Oh, how Bipartisan brains are these days: because one thing is true (a horrible crash that creates permanent damage) then it cannot possibly be another. More than one thing can be true at a time, but folks (not just you at all) become aghast and horrified that something other than the issue your’e defending could ALSO be true or a logical consideration. That’s not really very costly here in this venue, but it’s made it such a challenge to have thoughtful conversations (at least in the U.S.) about any topic than contains some complexity or conflict.Honestly this is one of the least considerate implications levelled against a TdF winner after injury. You must be an outsider, not an athlete on a top level and never experienced a "crash" that destroyed on leg. Seriously; no amount of "clinic" aids can restore structural damage to this level and he's continued like most pros would: to continue getting paid. He's not recovering from road rash.

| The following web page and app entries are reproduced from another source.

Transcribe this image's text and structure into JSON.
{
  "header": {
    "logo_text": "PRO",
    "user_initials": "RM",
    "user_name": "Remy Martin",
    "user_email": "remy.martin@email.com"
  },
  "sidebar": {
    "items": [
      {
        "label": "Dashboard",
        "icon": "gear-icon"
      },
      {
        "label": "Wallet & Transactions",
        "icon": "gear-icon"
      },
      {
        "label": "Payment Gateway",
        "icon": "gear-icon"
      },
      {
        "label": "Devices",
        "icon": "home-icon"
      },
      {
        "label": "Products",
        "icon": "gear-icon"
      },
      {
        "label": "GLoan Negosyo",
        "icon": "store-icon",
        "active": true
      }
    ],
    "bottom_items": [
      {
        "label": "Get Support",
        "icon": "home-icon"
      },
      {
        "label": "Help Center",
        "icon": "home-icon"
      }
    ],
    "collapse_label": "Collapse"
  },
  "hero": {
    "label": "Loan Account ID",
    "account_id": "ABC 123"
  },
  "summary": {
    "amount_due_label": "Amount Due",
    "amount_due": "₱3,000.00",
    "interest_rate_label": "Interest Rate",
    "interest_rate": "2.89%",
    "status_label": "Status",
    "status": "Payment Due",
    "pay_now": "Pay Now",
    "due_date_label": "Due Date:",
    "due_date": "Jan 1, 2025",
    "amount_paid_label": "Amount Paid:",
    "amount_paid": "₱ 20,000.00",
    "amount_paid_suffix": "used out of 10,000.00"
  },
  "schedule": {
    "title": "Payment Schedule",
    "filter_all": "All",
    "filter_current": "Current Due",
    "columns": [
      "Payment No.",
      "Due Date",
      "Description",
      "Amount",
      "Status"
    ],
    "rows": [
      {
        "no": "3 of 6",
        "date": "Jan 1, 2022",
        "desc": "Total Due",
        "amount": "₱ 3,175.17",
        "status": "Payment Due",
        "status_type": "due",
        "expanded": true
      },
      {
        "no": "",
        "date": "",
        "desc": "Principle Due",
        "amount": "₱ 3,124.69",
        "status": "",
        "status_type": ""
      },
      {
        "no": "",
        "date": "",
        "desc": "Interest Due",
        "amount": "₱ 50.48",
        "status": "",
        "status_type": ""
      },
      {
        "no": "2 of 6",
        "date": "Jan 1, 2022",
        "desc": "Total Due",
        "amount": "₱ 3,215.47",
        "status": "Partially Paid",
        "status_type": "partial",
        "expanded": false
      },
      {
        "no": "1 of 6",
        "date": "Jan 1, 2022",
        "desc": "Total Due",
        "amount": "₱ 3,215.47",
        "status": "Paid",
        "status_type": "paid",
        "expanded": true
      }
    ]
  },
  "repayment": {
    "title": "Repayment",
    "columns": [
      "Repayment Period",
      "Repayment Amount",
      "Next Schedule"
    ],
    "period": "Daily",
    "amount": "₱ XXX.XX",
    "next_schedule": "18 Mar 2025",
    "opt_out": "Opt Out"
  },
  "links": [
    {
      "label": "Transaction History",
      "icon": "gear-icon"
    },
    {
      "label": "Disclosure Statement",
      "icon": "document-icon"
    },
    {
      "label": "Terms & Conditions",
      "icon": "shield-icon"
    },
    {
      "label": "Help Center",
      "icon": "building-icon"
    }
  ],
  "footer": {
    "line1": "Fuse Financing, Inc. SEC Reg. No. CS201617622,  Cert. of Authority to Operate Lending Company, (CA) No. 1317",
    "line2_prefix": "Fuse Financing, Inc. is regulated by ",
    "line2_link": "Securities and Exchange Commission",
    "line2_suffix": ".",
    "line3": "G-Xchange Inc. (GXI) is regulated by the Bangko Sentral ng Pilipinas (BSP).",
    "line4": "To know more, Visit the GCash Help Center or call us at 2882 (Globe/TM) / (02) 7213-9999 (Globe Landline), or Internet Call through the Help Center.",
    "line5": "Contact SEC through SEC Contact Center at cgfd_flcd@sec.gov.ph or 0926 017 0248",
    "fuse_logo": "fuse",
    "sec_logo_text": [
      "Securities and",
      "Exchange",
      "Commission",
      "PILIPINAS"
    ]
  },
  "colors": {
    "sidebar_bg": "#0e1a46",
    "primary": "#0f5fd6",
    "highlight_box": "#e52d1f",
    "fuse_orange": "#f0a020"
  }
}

what I was thinking about was that any Premier GC rider these days—but withFroome it was really noticeable—they have to achieve full skeletor physique to get to the optimum power-weight ratio to be competitive. Let’s say that was just accomplished through an extremely restrictive diet. Trying to be on that dietary regime while also trying to regain bone mass would not seem to go together and perhaps work against a best possible recovery. But the latter is conjecture of course. Which I certainly don’t have to be an elite-level athlete to make in this forum!